Dataset rows describing interfaces:
----

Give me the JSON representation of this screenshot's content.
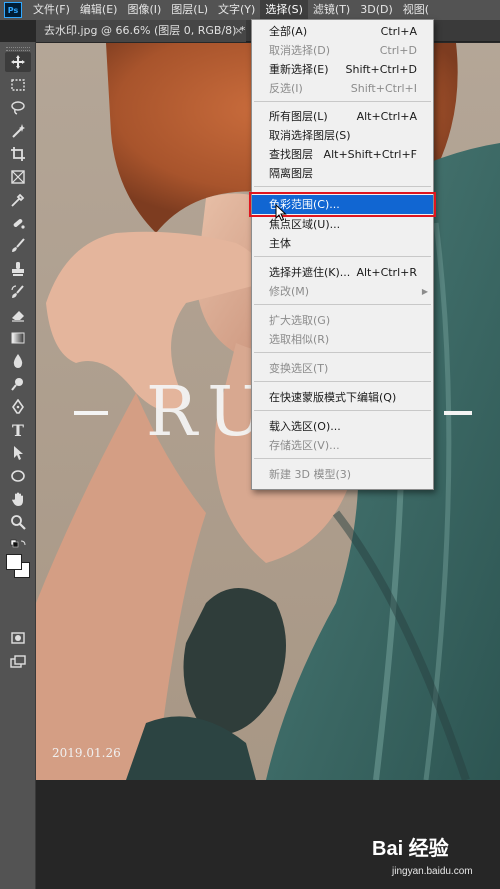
{
  "menubar": {
    "logo": "Ps",
    "items": [
      "文件(F)",
      "编辑(E)",
      "图像(I)",
      "图层(L)",
      "文字(Y)",
      "选择(S)",
      "滤镜(T)",
      "3D(D)",
      "视图("
    ]
  },
  "document": {
    "tab_title": "去水印.jpg @ 66.6% (图层 0, RGB/8) *",
    "tab_close": "×"
  },
  "canvas": {
    "watermark_text": "RU",
    "date": "2019.01.26"
  },
  "select_menu": {
    "items": [
      {
        "label": "全部(A)",
        "shortcut": "Ctrl+A",
        "enabled": true
      },
      {
        "label": "取消选择(D)",
        "shortcut": "Ctrl+D",
        "enabled": false
      },
      {
        "label": "重新选择(E)",
        "shortcut": "Shift+Ctrl+D",
        "enabled": true
      },
      {
        "label": "反选(I)",
        "shortcut": "Shift+Ctrl+I",
        "enabled": false
      },
      {
        "label": "所有图层(L)",
        "shortcut": "Alt+Ctrl+A",
        "enabled": true
      },
      {
        "label": "取消选择图层(S)",
        "shortcut": "",
        "enabled": true
      },
      {
        "label": "查找图层",
        "shortcut": "Alt+Shift+Ctrl+F",
        "enabled": true
      },
      {
        "label": "隔离图层",
        "shortcut": "",
        "enabled": true
      },
      {
        "label": "色彩范围(C)...",
        "shortcut": "",
        "enabled": true,
        "highlighted": true
      },
      {
        "label": "焦点区域(U)...",
        "shortcut": "",
        "enabled": true
      },
      {
        "label": "主体",
        "shortcut": "",
        "enabled": true
      },
      {
        "label": "选择并遮住(K)...",
        "shortcut": "Alt+Ctrl+R",
        "enabled": true
      },
      {
        "label": "修改(M)",
        "shortcut": "",
        "enabled": false,
        "submenu": true
      },
      {
        "label": "扩大选取(G)",
        "shortcut": "",
        "enabled": false
      },
      {
        "label": "选取相似(R)",
        "shortcut": "",
        "enabled": false
      },
      {
        "label": "变换选区(T)",
        "shortcut": "",
        "enabled": false
      },
      {
        "label": "在快速蒙版模式下编辑(Q)",
        "shortcut": "",
        "enabled": true
      },
      {
        "label": "载入选区(O)...",
        "shortcut": "",
        "enabled": true
      },
      {
        "label": "存储选区(V)...",
        "shortcut": "",
        "enabled": false
      },
      {
        "label": "新建 3D 模型(3)",
        "shortcut": "",
        "enabled": false
      }
    ],
    "submenu_arrow": "▶"
  },
  "tools": [
    "move-icon",
    "marquee-icon",
    "lasso-icon",
    "magic-wand-icon",
    "crop-icon",
    "frame-icon",
    "eyedropper-icon",
    "healing-brush-icon",
    "brush-icon",
    "clone-stamp-icon",
    "history-brush-icon",
    "eraser-icon",
    "gradient-icon",
    "blur-icon",
    "dodge-icon",
    "pen-icon",
    "type-icon",
    "path-selection-icon",
    "ellipse-icon",
    "hand-icon",
    "zoom-icon",
    "quick-mask-icon",
    "screen-mode-icon"
  ],
  "toolbar": {
    "type_glyph": "T"
  },
  "baidu": {
    "logo": "Bai 经验",
    "domain": "jingyan.baidu.com"
  },
  "colors": {
    "menu_highlight": "#1166d2",
    "highlight_frame": "#e0151e",
    "ps_blue": "#31a8ff"
  }
}
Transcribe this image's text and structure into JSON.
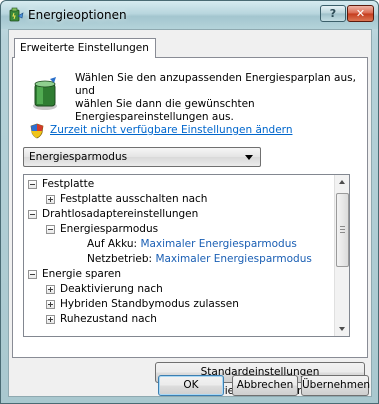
{
  "window": {
    "title": "Energieoptionen",
    "help_glyph": "?",
    "close_glyph": "✕"
  },
  "tab": {
    "label": "Erweiterte Einstellungen"
  },
  "intro": {
    "line1": "Wählen Sie den anzupassenden Energiesparplan aus, und",
    "line2": "wählen Sie dann die gewünschten",
    "line3": "Energiespareinstellungen aus."
  },
  "change_link": "Zurzeit nicht verfügbare Einstellungen ändern",
  "plan_combo": {
    "selected": "Energiesparmodus"
  },
  "tree": {
    "rows": [
      {
        "label": "Festplatte",
        "expander": "minus"
      },
      {
        "label": "Festplatte ausschalten nach",
        "expander": "plus"
      },
      {
        "label": "Drahtlosadaptereinstellungen",
        "expander": "minus"
      },
      {
        "label": "Energiesparmodus",
        "expander": "minus"
      },
      {
        "label": "Auf Akku:",
        "value": "Maximaler Energiesparmodus"
      },
      {
        "label": "Netzbetrieb:",
        "value": "Maximaler Energiesparmodus"
      },
      {
        "label": "Energie sparen",
        "expander": "minus"
      },
      {
        "label": "Deaktivierung nach",
        "expander": "plus"
      },
      {
        "label": "Hybriden Standbymodus zulassen",
        "expander": "plus"
      },
      {
        "label": "Ruhezustand nach",
        "expander": "plus"
      }
    ]
  },
  "buttons": {
    "restore": "Standardeinstellungen wiederherstellen",
    "ok": "OK",
    "cancel": "Abbrechen",
    "apply": "Übernehmen"
  }
}
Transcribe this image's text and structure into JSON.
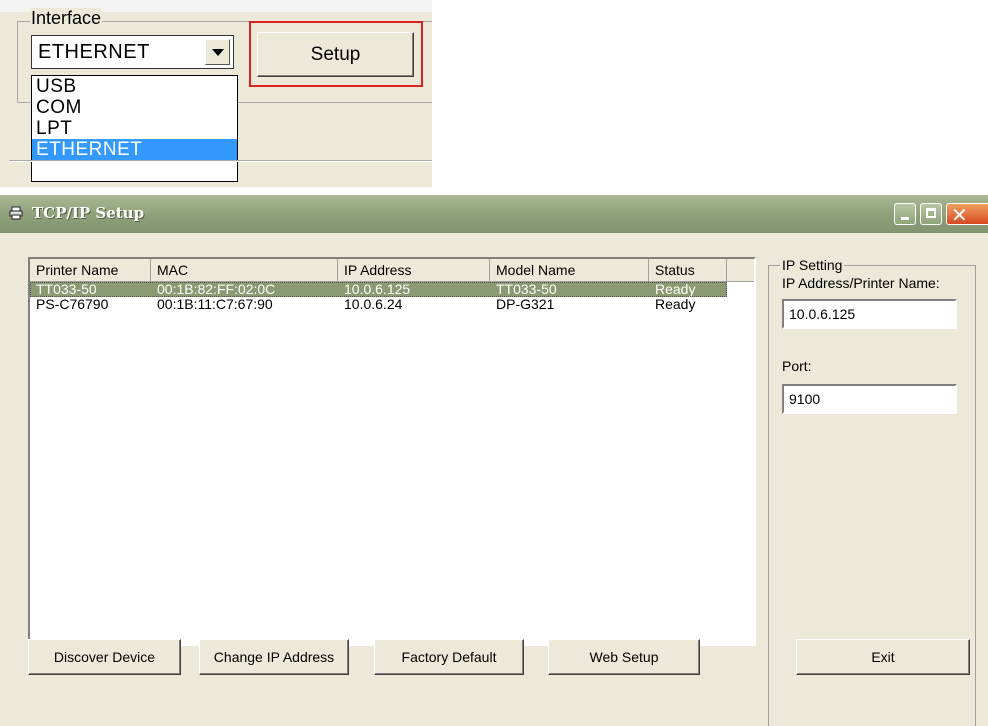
{
  "interface_panel": {
    "legend": "Interface",
    "selected": "ETHERNET",
    "setup_label": "Setup",
    "options": [
      "USB",
      "COM",
      "LPT",
      "ETHERNET"
    ]
  },
  "window": {
    "title": "TCP/IP Setup",
    "close_glyph": "✕"
  },
  "printer_list": {
    "columns": [
      "Printer Name",
      "MAC",
      "IP Address",
      "Model Name",
      "Status"
    ],
    "rows": [
      {
        "name": "TT033-50",
        "mac": "00:1B:82:FF:02:0C",
        "ip": "10.0.6.125",
        "model": "TT033-50",
        "status": "Ready",
        "selected": true
      },
      {
        "name": "PS-C76790",
        "mac": "00:1B:11:C7:67:90",
        "ip": "10.0.6.24",
        "model": "DP-G321",
        "status": "Ready",
        "selected": false
      }
    ]
  },
  "ip_setting": {
    "legend": "IP Setting",
    "address_label": "IP Address/Printer Name:",
    "address_value": "10.0.6.125",
    "port_label": "Port:",
    "port_value": "9100"
  },
  "buttons": {
    "discover": "Discover Device",
    "change_ip": "Change IP Address",
    "factory_default": "Factory Default",
    "web_setup": "Web Setup",
    "exit": "Exit"
  }
}
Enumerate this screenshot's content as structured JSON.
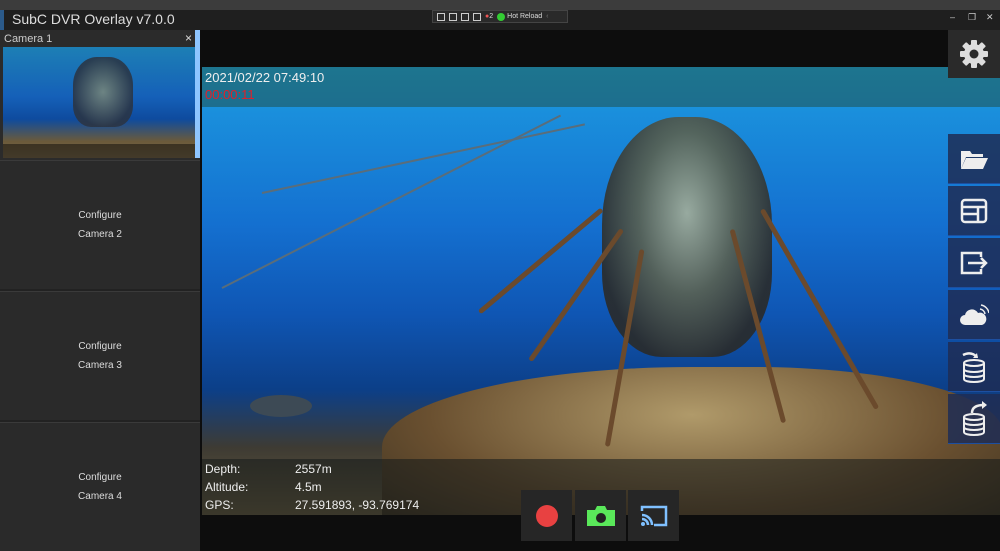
{
  "window": {
    "title": "SubC DVR Overlay v7.0.0",
    "minimize": "–",
    "maximize": "❐",
    "close": "✕"
  },
  "devbar": {
    "error_count": "2",
    "hot_reload": "Hot Reload",
    "collapse": "‹"
  },
  "sidebar": {
    "camera1": {
      "label": "Camera 1",
      "close": "×"
    },
    "panels": [
      {
        "line1": "Configure",
        "line2": "Camera 2"
      },
      {
        "line1": "Configure",
        "line2": "Camera 3"
      },
      {
        "line1": "Configure",
        "line2": "Camera 4"
      }
    ]
  },
  "overlay": {
    "datetime": "2021/02/22 07:49:10",
    "elapsed": "00:00:11",
    "telemetry": [
      {
        "label": "Depth:",
        "value": "2557m"
      },
      {
        "label": "Altitude:",
        "value": "4.5m"
      },
      {
        "label": "GPS:",
        "value": "27.591893, -93.769174"
      }
    ]
  },
  "colors": {
    "record": "#e84141",
    "snapshot": "#5ae85a",
    "cast": "#7fc0ff",
    "timer": "#e0202a"
  }
}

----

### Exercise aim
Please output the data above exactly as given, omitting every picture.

### Output
Give me the JSON representation of this screenshot's content.
{
  "menubar": {
    "logo": "Ps",
    "items": [
      "文件(F)",
      "编辑(E)",
      "图像(I)",
      "图层(L)",
      "文字(Y)",
      "选择(S)",
      "滤镜(T)",
      "3D(D)",
      "视图("
    ]
  },
  "document": {
    "tab_title": "去水印.jpg @ 66.6% (图层 0, RGB/8) *",
    "tab_close": "×"
  },
  "canvas": {
    "watermark_text": "RU",
    "date": "2019.01.26"
  },
  "select_menu": {
    "items": [
      {
        "label": "全部(A)",
        "shortcut": "Ctrl+A",
        "enabled": true
      },
      {
        "label": "取消选择(D)",
        "shortcut": "Ctrl+D",
        "enabled": false
      },
      {
        "label": "重新选择(E)",
        "shortcut": "Shift+Ctrl+D",
        "enabled": true
      },
      {
        "label": "反选(I)",
        "shortcut": "Shift+Ctrl+I",
        "enabled": false
      },
      {
        "label": "所有图层(L)",
        "shortcut": "Alt+Ctrl+A",
        "enabled": true
      },
      {
        "label": "取消选择图层(S)",
        "shortcut": "",
        "enabled": true
      },
      {
        "label": "查找图层",
        "shortcut": "Alt+Shift+Ctrl+F",
        "enabled": true
      },
      {
        "label": "隔离图层",
        "shortcut": "",
        "enabled": true
      },
      {
        "label": "色彩范围(C)...",
        "shortcut": "",
        "enabled": true,
        "highlighted": true
      },
      {
        "label": "焦点区域(U)...",
        "shortcut": "",
        "enabled": true
      },
      {
        "label": "主体",
        "shortcut": "",
        "enabled": true
      },
      {
        "label": "选择并遮住(K)...",
        "shortcut": "Alt+Ctrl+R",
        "enabled": true
      },
      {
        "label": "修改(M)",
        "shortcut": "",
        "enabled": false,
        "submenu": true
      },
      {
        "label": "扩大选取(G)",
        "shortcut": "",
        "enabled": false
      },
      {
        "label": "选取相似(R)",
        "shortcut": "",
        "enabled": false
      },
      {
        "label": "变换选区(T)",
        "shortcut": "",
        "enabled": false
      },
      {
        "label": "在快速蒙版模式下编辑(Q)",
        "shortcut": "",
        "enabled": true
      },
      {
        "label": "载入选区(O)...",
        "shortcut": "",
        "enabled": true
      },
      {
        "label": "存储选区(V)...",
        "shortcut": "",
        "enabled": false
      },
      {
        "label": "新建 3D 模型(3)",
        "shortcut": "",
        "enabled": false
      }
    ],
    "submenu_arrow": "▶"
  },
  "tools": [
    "move-icon",
    "marquee-icon",
    "lasso-icon",
    "magic-wand-icon",
    "crop-icon",
    "frame-icon",
    "eyedropper-icon",
    "healing-brush-icon",
    "brush-icon",
    "clone-stamp-icon",
    "history-brush-icon",
    "eraser-icon",
    "gradient-icon",
    "blur-icon",
    "dodge-icon",
    "pen-icon",
    "type-icon",
    "path-selection-icon",
    "ellipse-icon",
    "hand-icon",
    "zoom-icon",
    "quick-mask-icon",
    "screen-mode-icon"
  ],
  "toolbar": {
    "type_glyph": "T"
  },
  "baidu": {
    "logo": "Bai 经验",
    "domain": "jingyan.baidu.com"
  },
  "colors": {
    "menu_highlight": "#1166d2",
    "highlight_frame": "#e0151e",
    "ps_blue": "#31a8ff"
  }
}
Transcribe this image's text and structure into JSON.
{
  "window": {
    "title": "Energieoptionen",
    "help_glyph": "?",
    "close_glyph": "✕"
  },
  "tab": {
    "label": "Erweiterte Einstellungen"
  },
  "intro": {
    "line1": "Wählen Sie den anzupassenden Energiesparplan aus, und",
    "line2": "wählen Sie dann die gewünschten",
    "line3": "Energiespareinstellungen aus."
  },
  "change_link": "Zurzeit nicht verfügbare Einstellungen ändern",
  "plan_combo": {
    "selected": "Energiesparmodus"
  },
  "tree": {
    "rows": [
      {
        "label": "Festplatte",
        "expander": "minus"
      },
      {
        "label": "Festplatte ausschalten nach",
        "expander": "plus"
      },
      {
        "label": "Drahtlosadaptereinstellungen",
        "expander": "minus"
      },
      {
        "label": "Energiesparmodus",
        "expander": "minus"
      },
      {
        "label": "Auf Akku:",
        "value": "Maximaler Energiesparmodus"
      },
      {
        "label": "Netzbetrieb:",
        "value": "Maximaler Energiesparmodus"
      },
      {
        "label": "Energie sparen",
        "expander": "minus"
      },
      {
        "label": "Deaktivierung nach",
        "expander": "plus"
      },
      {
        "label": "Hybriden Standbymodus zulassen",
        "expander": "plus"
      },
      {
        "label": "Ruhezustand nach",
        "expander": "plus"
      }
    ]
  },
  "buttons": {
    "restore": "Standardeinstellungen wiederherstellen",
    "ok": "OK",
    "cancel": "Abbrechen",
    "apply": "Übernehmen"
  }
}
Transcribe this image's text and structure into JSON.
{
  "interface_panel": {
    "legend": "Interface",
    "selected": "ETHERNET",
    "setup_label": "Setup",
    "options": [
      "USB",
      "COM",
      "LPT",
      "ETHERNET"
    ]
  },
  "window": {
    "title": "TCP/IP Setup",
    "close_glyph": "✕"
  },
  "printer_list": {
    "columns": [
      "Printer Name",
      "MAC",
      "IP Address",
      "Model Name",
      "Status"
    ],
    "rows": [
      {
        "name": "TT033-50",
        "mac": "00:1B:82:FF:02:0C",
        "ip": "10.0.6.125",
        "model": "TT033-50",
        "status": "Ready",
        "selected": true
      },
      {
        "name": "PS-C76790",
        "mac": "00:1B:11:C7:67:90",
        "ip": "10.0.6.24",
        "model": "DP-G321",
        "status": "Ready",
        "selected": false
      }
    ]
  },
  "ip_setting": {
    "legend": "IP Setting",
    "address_label": "IP Address/Printer Name:",
    "address_value": "10.0.6.125",
    "port_label": "Port:",
    "port_value": "9100"
  },
  "buttons": {
    "discover": "Discover Device",
    "change_ip": "Change IP Address",
    "factory_default": "Factory Default",
    "web_setup": "Web Setup",
    "exit": "Exit"
  }
}
Enumerate this screenshot's content as structured JSON.
{
  "window": {
    "title": "SubC DVR Overlay v7.0.0",
    "minimize": "–",
    "maximize": "❐",
    "close": "✕"
  },
  "devbar": {
    "error_count": "2",
    "hot_reload": "Hot Reload",
    "collapse": "‹"
  },
  "sidebar": {
    "camera1": {
      "label": "Camera 1",
      "close": "×"
    },
    "panels": [
      {
        "line1": "Configure",
        "line2": "Camera 2"
      },
      {
        "line1": "Configure",
        "line2": "Camera 3"
      },
      {
        "line1": "Configure",
        "line2": "Camera 4"
      }
    ]
  },
  "overlay": {
    "datetime": "2021/02/22 07:49:10",
    "elapsed": "00:00:11",
    "telemetry": [
      {
        "label": "Depth:",
        "value": "2557m"
      },
      {
        "label": "Altitude:",
        "value": "4.5m"
      },
      {
        "label": "GPS:",
        "value": "27.591893, -93.769174"
      }
    ]
  },
  "colors": {
    "record": "#e84141",
    "snapshot": "#5ae85a",
    "cast": "#7fc0ff",
    "timer": "#e0202a"
  }
}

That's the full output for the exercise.